Methods: This is a population based, prospective, cohort study of suicide deaths. Study includes all children born January 1, 1999 to December 31, 2000. Vital birth, death, and child protection service (CPS) records were linked to identify the children born in 1999 or 2000, these children were then followed prospectively through both CPS and death records to identify those who died by suicide and/or had a history of CPS involvement by 2017. Each suicide death (case) was matched to 4 living controls based on sex, year of birth, maternal race/ethnicity, maternal age at birth, insurance type at birth (public/private), maternal education, and presence of second parent on birth certificate. A conditional logistic regression model was used to determine differences in suicide rates among children and youth with no CPS history and those who (1) had a history of report to CPS for alleged child maltreatment, (2) were substantiated as a victim of child maltreatment, and (3) had a history of foster care placement. Adjusted rate ratios and 95% confidence intervals are reported.

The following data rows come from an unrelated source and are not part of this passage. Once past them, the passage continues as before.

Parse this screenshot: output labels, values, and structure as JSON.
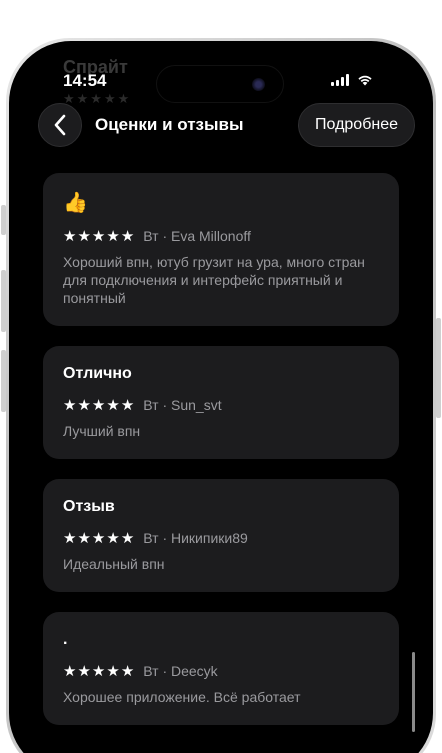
{
  "status_bar": {
    "time": "14:54"
  },
  "background_header": {
    "title": "Спрайт",
    "stars": "★★★★★"
  },
  "nav": {
    "title": "Оценки и отзывы",
    "more_label": "Подробнее"
  },
  "reviews": [
    {
      "title": "👍",
      "stars": 5,
      "meta": "Вт · Eva Millonoff",
      "text": "Хороший впн, ютуб грузит на ура, много стран для подключения и интерфейс приятный и понятный"
    },
    {
      "title": "Отлично",
      "stars": 5,
      "meta": "Вт · Sun_svt",
      "text": "Лучший впн"
    },
    {
      "title": "Отзыв",
      "stars": 5,
      "meta": "Вт · Никипики89",
      "text": "Идеальный впн"
    },
    {
      "title": ".",
      "stars": 5,
      "meta": "Вт · Deecyk",
      "text": "Хорошее приложение. Всё работает"
    }
  ],
  "colors": {
    "background": "#000000",
    "card": "#1c1c1e",
    "text_primary": "#ffffff",
    "text_secondary": "#9a9a9e"
  }
}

Results: Overall, 170 California children and youth born in 1999 or 2000 died by suicide. Of these youth approximately 57% had a history of child protective service involvement. Significantly different suicide rates were found between children and youth with and without CPS history. Children and youth who had received a formal allegation of child maltreatment had a suicide rate 3.1 times that of children and youth who had no CPS history. Children and youth who had been substantiated as a victim of child maltreatment had a suicide rate 5.2 that of children and youth with no CPS history and or children and youth who had spent time in foster care had a suicide rate 4.9 times that of children and youth with no CPS history. No discernable differences were found between those with a substantiation or foster care history and children with an allegation only.
CPS contact is a common experience among children and youth who died by suicide, and children and youth with prior CPS involvement of any kind, have significantly higher odds of suicide. Together these findings highlight the need for providing mental health screenings to all kids who are alleged to have experienced child maltreatment. It also underscores the importance of primary child maltreatment prevention efforts both in the community at large and at the first point of contact, the child protection hotline.